Differential Global Positioning System (DGPS) - how it works

DGPS works by placing a high-performance GPS receiver (reference station) at a known location. Since the receiver knows its exact location, it can determine the errors in the satellite signals. It does this by measuring the ranges to each satellite using the signals received and comparing these measured ranges to the actual ranges calculated from its known position. The difference between the measured and calculated range is the total error. The error data for each tracked satellite is formatted into a correction message and transmitted to GPS users. The correction message format follows the standard established by the Radio Technical Commission for Maritime Services, Special Committee 104 (RTCM-SC104) These differential corrections are then applied to the GPS calculations, thus removing most of the satellite signal error and improving accuracy. The level of accuracy obtained is a function of the GPS receiver. Sophisticated receivers like the Starlink DNAV-212 and INVICTA 210 series can achieve accuracy of the order of 1 meter or less.

Differential GPS Broadcast Site

REFERENCE STATION:

  • The reference station GPS receiver knows exactly the position of its antenna, therefore it knows what each satellite range measurement should be. It measures the ranges to each satellite using the received signals just as if it was going to calculate position. The measured ranges are subtracted from the known ranges and the result is range error. The range error values for each satellite are formatted into messages in the RTCM SC104 format and transmitted continuously.

MODULATOR:

  • Depending on the transmission format, the modulator encodes the data as necessary for transmission. For example, in the free USCG system, the modulator creates a carrier signal which varies using MSK modulation.

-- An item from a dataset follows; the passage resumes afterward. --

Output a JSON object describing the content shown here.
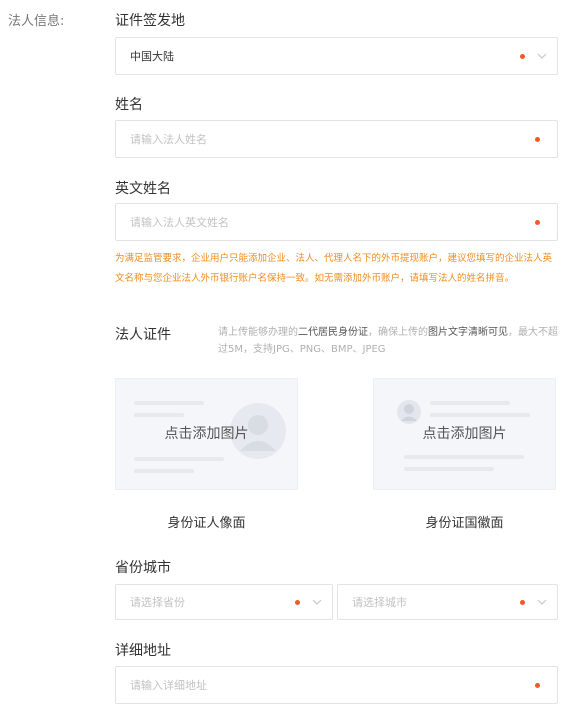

A "one" data bit is represented by a advancing carrier phase and a "zero" bit by a retarding carrier phase. The modulated carrier output from the modulator is connected to the transmitter.

TRANSMITTER:

  • The transmitter is basically a power amplifier which is connected to an antenna system. The modulated carrier is amplified and driven to the antenna. In the USCG system, the transmitter is 250-1000 Watts and operates in the 300KHz frequency range. The amplified signal is radiated via the antenna to remote DGPS receivers for real-time position correction.

DGPS CORRECTION RECEIVER:

  • A DGPS correction receiver decodes the signals received from a reference site. Data is formatted into a serial RTCM SC104 data stream and provided to the remote GPS receiver. There are many types of DGPS correction receivers.

GPS RECEIVER:

  • The GPS receiver measures ranges to each satellite, but before the measurements are used to calculate position, corrections received from the DGPS receiver are applied to the measurements. The position is then calculated using the corrected range measurements providing vastly increased accuracy.

NOTES:

  • GPS with SA has an accuracy of about 100 meters. GPS with corrections (DGPS) has an accuracy of between 1 and 5 meters depending on the quality (price) of the GPS receiver.
         OmniSTAR: Worldwide DGPS Service Regions
 
North and South America Australasia
Australasia


OmniSTAR is a wide-area differential GPS service, using satellite broadcast techniques. Data from many widely-spaced Reference Stations is used in a proprietary multi-site solution to achieve sub-meter positioning over most land areas worldwide.